• Exercise instructions
Retype the whole listing below precisely.

• Data for this task
◆ ◆ ◆ ◆

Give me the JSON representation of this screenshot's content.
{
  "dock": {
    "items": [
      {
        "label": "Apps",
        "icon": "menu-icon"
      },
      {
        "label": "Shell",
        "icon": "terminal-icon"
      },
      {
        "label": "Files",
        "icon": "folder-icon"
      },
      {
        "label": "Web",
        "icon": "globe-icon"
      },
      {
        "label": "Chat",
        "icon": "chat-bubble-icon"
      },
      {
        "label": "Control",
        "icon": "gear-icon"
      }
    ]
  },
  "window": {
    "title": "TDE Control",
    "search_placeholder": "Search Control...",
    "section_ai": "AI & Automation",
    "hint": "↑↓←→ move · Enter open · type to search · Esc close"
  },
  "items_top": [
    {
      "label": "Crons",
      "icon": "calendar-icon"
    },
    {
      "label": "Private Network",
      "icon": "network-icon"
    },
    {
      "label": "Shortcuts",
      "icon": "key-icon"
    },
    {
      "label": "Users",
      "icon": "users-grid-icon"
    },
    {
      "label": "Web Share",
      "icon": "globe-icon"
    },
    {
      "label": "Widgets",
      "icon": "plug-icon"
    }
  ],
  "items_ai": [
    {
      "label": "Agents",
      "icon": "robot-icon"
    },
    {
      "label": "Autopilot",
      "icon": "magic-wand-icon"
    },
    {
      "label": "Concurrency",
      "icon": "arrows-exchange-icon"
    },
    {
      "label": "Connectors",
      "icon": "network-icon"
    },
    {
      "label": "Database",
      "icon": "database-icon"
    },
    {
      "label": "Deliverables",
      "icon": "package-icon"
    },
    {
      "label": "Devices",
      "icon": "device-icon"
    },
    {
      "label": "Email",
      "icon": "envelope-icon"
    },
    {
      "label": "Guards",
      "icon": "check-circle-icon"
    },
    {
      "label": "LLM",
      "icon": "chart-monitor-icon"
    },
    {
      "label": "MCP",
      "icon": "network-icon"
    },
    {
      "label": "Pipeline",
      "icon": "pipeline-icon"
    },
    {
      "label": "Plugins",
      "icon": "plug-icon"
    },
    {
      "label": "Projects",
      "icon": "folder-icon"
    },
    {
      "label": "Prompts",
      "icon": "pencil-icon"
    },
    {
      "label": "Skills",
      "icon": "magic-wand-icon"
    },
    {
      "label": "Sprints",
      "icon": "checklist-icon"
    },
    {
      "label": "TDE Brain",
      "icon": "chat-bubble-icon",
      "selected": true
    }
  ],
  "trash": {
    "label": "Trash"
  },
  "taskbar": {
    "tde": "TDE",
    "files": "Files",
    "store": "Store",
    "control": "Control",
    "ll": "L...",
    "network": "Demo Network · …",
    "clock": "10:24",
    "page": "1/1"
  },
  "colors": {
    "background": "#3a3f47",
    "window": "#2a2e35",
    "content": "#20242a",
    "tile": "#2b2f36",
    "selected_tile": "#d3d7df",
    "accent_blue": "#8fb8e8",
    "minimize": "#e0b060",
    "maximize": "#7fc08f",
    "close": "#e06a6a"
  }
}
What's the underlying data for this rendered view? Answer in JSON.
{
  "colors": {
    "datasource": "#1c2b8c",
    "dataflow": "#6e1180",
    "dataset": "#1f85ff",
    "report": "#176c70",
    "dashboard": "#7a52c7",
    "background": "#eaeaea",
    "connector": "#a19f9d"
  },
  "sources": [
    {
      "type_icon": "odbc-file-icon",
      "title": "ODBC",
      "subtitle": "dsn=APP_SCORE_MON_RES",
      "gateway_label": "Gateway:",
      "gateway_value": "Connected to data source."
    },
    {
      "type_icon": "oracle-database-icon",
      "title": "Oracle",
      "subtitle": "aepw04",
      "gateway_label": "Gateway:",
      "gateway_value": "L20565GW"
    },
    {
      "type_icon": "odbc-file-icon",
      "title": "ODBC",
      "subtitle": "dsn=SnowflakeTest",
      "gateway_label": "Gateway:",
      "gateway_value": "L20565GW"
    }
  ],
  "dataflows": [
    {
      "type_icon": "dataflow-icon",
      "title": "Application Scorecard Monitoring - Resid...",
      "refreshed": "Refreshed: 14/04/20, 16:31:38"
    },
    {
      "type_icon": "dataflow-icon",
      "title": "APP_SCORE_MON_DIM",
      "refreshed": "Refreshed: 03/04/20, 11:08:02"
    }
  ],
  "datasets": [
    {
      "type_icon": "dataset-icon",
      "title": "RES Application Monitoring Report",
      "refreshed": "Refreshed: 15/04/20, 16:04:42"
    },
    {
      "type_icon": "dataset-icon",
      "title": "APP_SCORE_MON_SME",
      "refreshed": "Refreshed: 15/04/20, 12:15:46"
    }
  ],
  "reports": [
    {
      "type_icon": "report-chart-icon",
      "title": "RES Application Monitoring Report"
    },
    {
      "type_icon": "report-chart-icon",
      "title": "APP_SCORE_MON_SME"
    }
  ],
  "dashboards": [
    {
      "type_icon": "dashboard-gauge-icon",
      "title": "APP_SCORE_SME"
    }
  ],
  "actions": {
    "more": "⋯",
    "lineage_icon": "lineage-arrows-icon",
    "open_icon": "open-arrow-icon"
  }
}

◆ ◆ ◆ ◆

• Result of this exercise
Give me the JSON representation of this screenshot's content.
{
  "dock": {
    "items": [
      {
        "label": "Apps",
        "icon": "menu-icon"
      },
      {
        "label": "Shell",
        "icon": "terminal-icon"
      },
      {
        "label": "Files",
        "icon": "folder-icon"
      },
      {
        "label": "Web",
        "icon": "globe-icon"
      },
      {
        "label": "Chat",
        "icon": "chat-bubble-icon"
      },
      {
        "label": "Control",
        "icon": "gear-icon"
      }
    ]
  },
  "window": {
    "title": "TDE Control",
    "search_placeholder": "Search Control...",
    "section_ai": "AI & Automation",
    "hint": "↑↓←→ move · Enter open · type to search · Esc close"
  },
  "items_top": [
    {
      "label": "Crons",
      "icon": "calendar-icon"
    },
    {
      "label": "Private Network",
      "icon": "network-icon"
    },
    {
      "label": "Shortcuts",
      "icon": "key-icon"
    },
    {
      "label": "Users",
      "icon": "users-grid-icon"
    },
    {
      "label": "Web Share",
      "icon": "globe-icon"
    },
    {
      "label": "Widgets",
      "icon": "plug-icon"
    }
  ],
  "items_ai": [
    {
      "label": "Agents",
      "icon": "robot-icon"
    },
    {
      "label": "Autopilot",
      "icon": "magic-wand-icon"
    },
    {
      "label": "Concurrency",
      "icon": "arrows-exchange-icon"
    },
    {
      "label": "Connectors",
      "icon": "network-icon"
    },
    {
      "label": "Database",
      "icon": "database-icon"
    },
    {
      "label": "Deliverables",
      "icon": "package-icon"
    },
    {
      "label": "Devices",
      "icon": "device-icon"
    },
    {
      "label": "Email",
      "icon": "envelope-icon"
    },
    {
      "label": "Guards",
      "icon": "check-circle-icon"
    },
    {
      "label": "LLM",
      "icon": "chart-monitor-icon"
    },
    {
      "label": "MCP",
      "icon": "network-icon"
    },
    {
      "label": "Pipeline",
      "icon": "pipeline-icon"
    },
    {
      "label": "Plugins",
      "icon": "plug-icon"
    },
    {
      "label": "Projects",
      "icon": "folder-icon"
    },
    {
      "label": "Prompts",
      "icon": "pencil-icon"
    },
    {
      "label": "Skills",
      "icon": "magic-wand-icon"
    },
    {
      "label": "Sprints",
      "icon": "checklist-icon"
    },
    {
      "label": "TDE Brain",
      "icon": "chat-bubble-icon",
      "selected": true
    }
  ],
  "trash": {
    "label": "Trash"
  },
  "taskbar": {
    "tde": "TDE",
    "files": "Files",
    "store": "Store",
    "control": "Control",
    "ll": "L...",
    "network": "Demo Network · …",
    "clock": "10:24",
    "page": "1/1"
  },
  "colors": {
    "background": "#3a3f47",
    "window": "#2a2e35",
    "content": "#20242a",
    "tile": "#2b2f36",
    "selected_tile": "#d3d7df",
    "accent_blue": "#8fb8e8",
    "minimize": "#e0b060",
    "maximize": "#7fc08f",
    "close": "#e06a6a"
  }
}
What's the underlying data for this rendered view? Answer in JSON.
{
  "colors": {
    "datasource": "#1c2b8c",
    "dataflow": "#6e1180",
    "dataset": "#1f85ff",
    "report": "#176c70",
    "dashboard": "#7a52c7",
    "background": "#eaeaea",
    "connector": "#a19f9d"
  },
  "sources": [
    {
      "type_icon": "odbc-file-icon",
      "title": "ODBC",
      "subtitle": "dsn=APP_SCORE_MON_RES",
      "gateway_label": "Gateway:",
      "gateway_value": "Connected to data source."
    },
    {
      "type_icon": "oracle-database-icon",
      "title": "Oracle",
      "subtitle": "aepw04",
      "gateway_label": "Gateway:",
      "gateway_value": "L20565GW"
    },
    {
      "type_icon": "odbc-file-icon",
      "title": "ODBC",
      "subtitle": "dsn=SnowflakeTest",
      "gateway_label": "Gateway:",
      "gateway_value": "L20565GW"
    }
  ],
  "dataflows": [
    {
      "type_icon": "dataflow-icon",
      "title": "Application Scorecard Monitoring - Resid...",
      "refreshed": "Refreshed: 14/04/20, 16:31:38"
    },
    {
      "type_icon": "dataflow-icon",
      "title": "APP_SCORE_MON_DIM",
      "refreshed": "Refreshed: 03/04/20, 11:08:02"
    }
  ],
  "datasets": [
    {
      "type_icon": "dataset-icon",
      "title": "RES Application Monitoring Report",
      "refreshed": "Refreshed: 15/04/20, 16:04:42"
    },
    {
      "type_icon": "dataset-icon",
      "title": "APP_SCORE_MON_SME",
      "refreshed": "Refreshed: 15/04/20, 12:15:46"
    }
  ],
  "reports": [
    {
      "type_icon": "report-chart-icon",
      "title": "RES Application Monitoring Report"
    },
    {
      "type_icon": "report-chart-icon",
      "title": "APP_SCORE_MON_SME"
    }
  ],
  "dashboards": [
    {
      "type_icon": "dashboard-gauge-icon",
      "title": "APP_SCORE_SME"
    }
  ],
  "actions": {
    "more": "⋯",
    "lineage_icon": "lineage-arrows-icon",
    "open_icon": "open-arrow-icon"
  }
}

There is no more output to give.